(Component data from apps and pages)
▽

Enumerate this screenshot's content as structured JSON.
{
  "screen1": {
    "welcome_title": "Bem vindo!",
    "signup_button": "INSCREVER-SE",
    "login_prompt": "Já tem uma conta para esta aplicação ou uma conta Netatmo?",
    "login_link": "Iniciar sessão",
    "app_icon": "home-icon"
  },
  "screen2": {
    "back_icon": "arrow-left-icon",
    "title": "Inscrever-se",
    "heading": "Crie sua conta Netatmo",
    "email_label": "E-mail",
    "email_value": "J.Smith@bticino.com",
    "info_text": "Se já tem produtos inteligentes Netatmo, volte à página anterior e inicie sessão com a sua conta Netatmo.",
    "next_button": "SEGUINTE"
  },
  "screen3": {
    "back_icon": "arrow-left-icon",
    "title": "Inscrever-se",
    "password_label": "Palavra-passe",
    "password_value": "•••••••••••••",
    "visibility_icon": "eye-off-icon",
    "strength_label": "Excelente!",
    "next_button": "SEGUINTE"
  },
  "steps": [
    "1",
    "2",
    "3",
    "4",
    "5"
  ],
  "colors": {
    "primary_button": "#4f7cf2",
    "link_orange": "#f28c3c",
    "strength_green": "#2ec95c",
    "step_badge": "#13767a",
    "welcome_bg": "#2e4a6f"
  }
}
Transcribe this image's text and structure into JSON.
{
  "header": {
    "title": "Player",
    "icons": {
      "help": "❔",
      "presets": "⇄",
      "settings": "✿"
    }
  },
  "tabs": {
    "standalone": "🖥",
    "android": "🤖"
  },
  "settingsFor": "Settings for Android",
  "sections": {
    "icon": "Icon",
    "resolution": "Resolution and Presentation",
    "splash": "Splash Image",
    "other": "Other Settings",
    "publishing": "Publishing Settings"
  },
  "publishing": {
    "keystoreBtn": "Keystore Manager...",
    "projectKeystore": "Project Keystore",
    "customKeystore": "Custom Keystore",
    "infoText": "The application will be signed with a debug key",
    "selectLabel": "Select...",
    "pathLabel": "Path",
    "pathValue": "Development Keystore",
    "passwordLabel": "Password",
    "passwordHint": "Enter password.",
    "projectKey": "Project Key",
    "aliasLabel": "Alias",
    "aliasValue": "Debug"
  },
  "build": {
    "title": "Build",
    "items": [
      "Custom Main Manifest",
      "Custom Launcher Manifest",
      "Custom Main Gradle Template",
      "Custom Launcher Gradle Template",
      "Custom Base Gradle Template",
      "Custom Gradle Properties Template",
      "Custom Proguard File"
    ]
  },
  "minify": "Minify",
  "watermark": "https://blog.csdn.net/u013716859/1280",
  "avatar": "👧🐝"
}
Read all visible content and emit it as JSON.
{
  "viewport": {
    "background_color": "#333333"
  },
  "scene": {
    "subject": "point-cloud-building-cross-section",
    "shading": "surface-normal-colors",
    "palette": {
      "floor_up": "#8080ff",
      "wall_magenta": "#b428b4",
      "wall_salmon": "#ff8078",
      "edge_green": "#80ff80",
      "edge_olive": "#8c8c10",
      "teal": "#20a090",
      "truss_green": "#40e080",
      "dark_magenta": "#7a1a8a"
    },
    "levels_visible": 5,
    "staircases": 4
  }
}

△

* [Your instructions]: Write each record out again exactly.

* [Answer space]:
Enumerate this screenshot's content as structured JSON.
{
  "screen1": {
    "welcome_title": "Bem vindo!",
    "signup_button": "INSCREVER-SE",
    "login_prompt": "Já tem uma conta para esta aplicação ou uma conta Netatmo?",
    "login_link": "Iniciar sessão",
    "app_icon": "home-icon"
  },
  "screen2": {
    "back_icon": "arrow-left-icon",
    "title": "Inscrever-se",
    "heading": "Crie sua conta Netatmo",
    "email_label": "E-mail",
    "email_value": "J.Smith@bticino.com",
    "info_text": "Se já tem produtos inteligentes Netatmo, volte à página anterior e inicie sessão com a sua conta Netatmo.",
    "next_button": "SEGUINTE"
  },
  "screen3": {
    "back_icon": "arrow-left-icon",
    "title": "Inscrever-se",
    "password_label": "Palavra-passe",
    "password_value": "•••••••••••••",
    "visibility_icon": "eye-off-icon",
    "strength_label": "Excelente!",
    "next_button": "SEGUINTE"
  },
  "steps": [
    "1",
    "2",
    "3",
    "4",
    "5"
  ],
  "colors": {
    "primary_button": "#4f7cf2",
    "link_orange": "#f28c3c",
    "strength_green": "#2ec95c",
    "step_badge": "#13767a",
    "welcome_bg": "#2e4a6f"
  }
}
Transcribe this image's text and structure into JSON.
{
  "header": {
    "title": "Player",
    "icons": {
      "help": "❔",
      "presets": "⇄",
      "settings": "✿"
    }
  },
  "tabs": {
    "standalone": "🖥",
    "android": "🤖"
  },
  "settingsFor": "Settings for Android",
  "sections": {
    "icon": "Icon",
    "resolution": "Resolution and Presentation",
    "splash": "Splash Image",
    "other": "Other Settings",
    "publishing": "Publishing Settings"
  },
  "publishing": {
    "keystoreBtn": "Keystore Manager...",
    "projectKeystore": "Project Keystore",
    "customKeystore": "Custom Keystore",
    "infoText": "The application will be signed with a debug key",
    "selectLabel": "Select...",
    "pathLabel": "Path",
    "pathValue": "Development Keystore",
    "passwordLabel": "Password",
    "passwordHint": "Enter password.",
    "projectKey": "Project Key",
    "aliasLabel": "Alias",
    "aliasValue": "Debug"
  },
  "build": {
    "title": "Build",
    "items": [
      "Custom Main Manifest",
      "Custom Launcher Manifest",
      "Custom Main Gradle Template",
      "Custom Launcher Gradle Template",
      "Custom Base Gradle Template",
      "Custom Gradle Properties Template",
      "Custom Proguard File"
    ]
  },
  "minify": "Minify",
  "watermark": "https://blog.csdn.net/u013716859/1280",
  "avatar": "👧🐝"
}
Read all visible content and emit it as JSON.
{
  "viewport": {
    "background_color": "#333333"
  },
  "scene": {
    "subject": "point-cloud-building-cross-section",
    "shading": "surface-normal-colors",
    "palette": {
      "floor_up": "#8080ff",
      "wall_magenta": "#b428b4",
      "wall_salmon": "#ff8078",
      "edge_green": "#80ff80",
      "edge_olive": "#8c8c10",
      "teal": "#20a090",
      "truss_green": "#40e080",
      "dark_magenta": "#7a1a8a"
    },
    "levels_visible": 5,
    "staircases": 4
  }
}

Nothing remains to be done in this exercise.